Me: "Hi, we just pulled up at the Wavehaven and there's no one here."
Jono: "Yeah, that's often the case."
Me: "Anyway, we were wondering about the possibility of working for accomodation."
Me: "Ok then."
And that was that. Matt and I work an hour and a half here each day in exchange for our room, and it feels great. It's nice to contribute to the space where we are living, and we're trusted to see what needs doing and do it, and do our work on our own schedule. I think Jono was actually a little relieved to have people come and clean- only a couple long-termers stayed here this winter, so the housekeeping had fallen a bit behind. But only a few hours of work makes a huge dent. So far Matt has cleaned all the windows and bathrooms, and I've vacuumed the whole house, cleaned the kitchen, and made up beds in some of the empty rooms. It's a pretty cool deal, and it feels nice to invest in where we're staying.
The place is great, convenient, and already feels like home. We have a private room, free wireless internet, a huge kitchen and living space at our disposal, and are a five minute drive from the sea, which we can see from the front porch. There's just a couple other guys here right now, staying for quite a while, and everyone is really chill and the place stays friendly but quiet.
We've been looking for paid work since we arrived, and after a day of job hunting, we both got a 5-day gig later this month with Kathmandu, a big chain outdoors store, which is moving shop and needs grunt laborers to help out during that time. It's not awesome work, but minimum wage here is $12.10 and we'll be paid $13.50, so it's something. We're continuing to look for something more permanent, and hoping we can stay on here at the Wavehaven after our couple weeks' of work exchange, maybe as long-termers paying discounted rent- we'll see.
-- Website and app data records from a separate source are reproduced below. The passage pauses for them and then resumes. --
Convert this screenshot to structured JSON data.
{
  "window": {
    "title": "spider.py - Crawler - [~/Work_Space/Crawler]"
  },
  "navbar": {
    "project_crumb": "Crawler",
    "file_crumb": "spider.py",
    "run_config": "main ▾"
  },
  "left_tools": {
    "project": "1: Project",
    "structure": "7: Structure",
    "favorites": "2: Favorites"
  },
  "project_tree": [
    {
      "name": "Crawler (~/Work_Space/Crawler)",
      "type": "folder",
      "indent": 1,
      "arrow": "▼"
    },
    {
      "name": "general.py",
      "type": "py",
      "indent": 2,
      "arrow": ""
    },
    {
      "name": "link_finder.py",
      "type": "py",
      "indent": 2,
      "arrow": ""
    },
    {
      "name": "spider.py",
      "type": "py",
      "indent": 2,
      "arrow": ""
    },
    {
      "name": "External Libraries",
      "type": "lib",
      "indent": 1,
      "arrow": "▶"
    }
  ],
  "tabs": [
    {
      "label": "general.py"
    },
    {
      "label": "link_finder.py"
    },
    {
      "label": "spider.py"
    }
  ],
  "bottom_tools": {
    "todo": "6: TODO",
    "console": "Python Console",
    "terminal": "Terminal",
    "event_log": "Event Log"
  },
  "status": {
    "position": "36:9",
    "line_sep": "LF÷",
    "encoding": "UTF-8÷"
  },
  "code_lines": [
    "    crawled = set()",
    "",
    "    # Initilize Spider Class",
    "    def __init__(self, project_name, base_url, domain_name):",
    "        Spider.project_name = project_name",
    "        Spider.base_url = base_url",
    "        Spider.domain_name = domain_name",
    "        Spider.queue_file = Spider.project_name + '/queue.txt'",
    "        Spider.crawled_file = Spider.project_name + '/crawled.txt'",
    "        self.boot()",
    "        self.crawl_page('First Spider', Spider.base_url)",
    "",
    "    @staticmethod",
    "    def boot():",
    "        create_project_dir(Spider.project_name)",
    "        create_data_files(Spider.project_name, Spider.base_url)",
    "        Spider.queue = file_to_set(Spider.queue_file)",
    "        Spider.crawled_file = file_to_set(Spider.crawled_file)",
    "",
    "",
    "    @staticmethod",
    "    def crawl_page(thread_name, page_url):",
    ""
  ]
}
On the surfing front, everyone is excited because the swell is arriving today, so hopefully we'll get out on the water soon. Unfortunately, the surfboard we bought a month ago has been massively damaged. We asked around regarding the best place here to take it for repairs, and is currently being worked on, but it will be an expensive fix- basically it was exposed to direct (harsh, New Zealand) sunlight while in the van, which overheated the epoxy coating, which then bubbled up from the foam interior and created a giant blister 18 inches long. It's ugly, and we had no idea it could happen- we've never had an epoxy board before, and compared to New Zealand, we don't even have sun in Oregon. Here's what it looked like before repairs:
After shopping around every board shop in New Plymouth, yesterday we bought a second board, a 7'2" Superfish, the biggest and floatiest board we could find in our price range, that can still fit in the van (we're both longboarders but will be challenged here because we can't transport a board longer than 7'6"- but it will be good for us). We bought this board secondhand from Bill Clark, an American expat with a shop and shaping room in Fitzroy. The board needed a couple small patch jobs, and he was so happy to meet fellow Americans that he threw in a bunch of the repair supplies for free! Matt's been showing me how to do the repairs, and we should have board in working order soon.
In summary: we have a nice place to live for free, a great town just 10 minutes away with everything we need, a lovely view and within a couple days, we'll have two functional surfboards- I think we're set!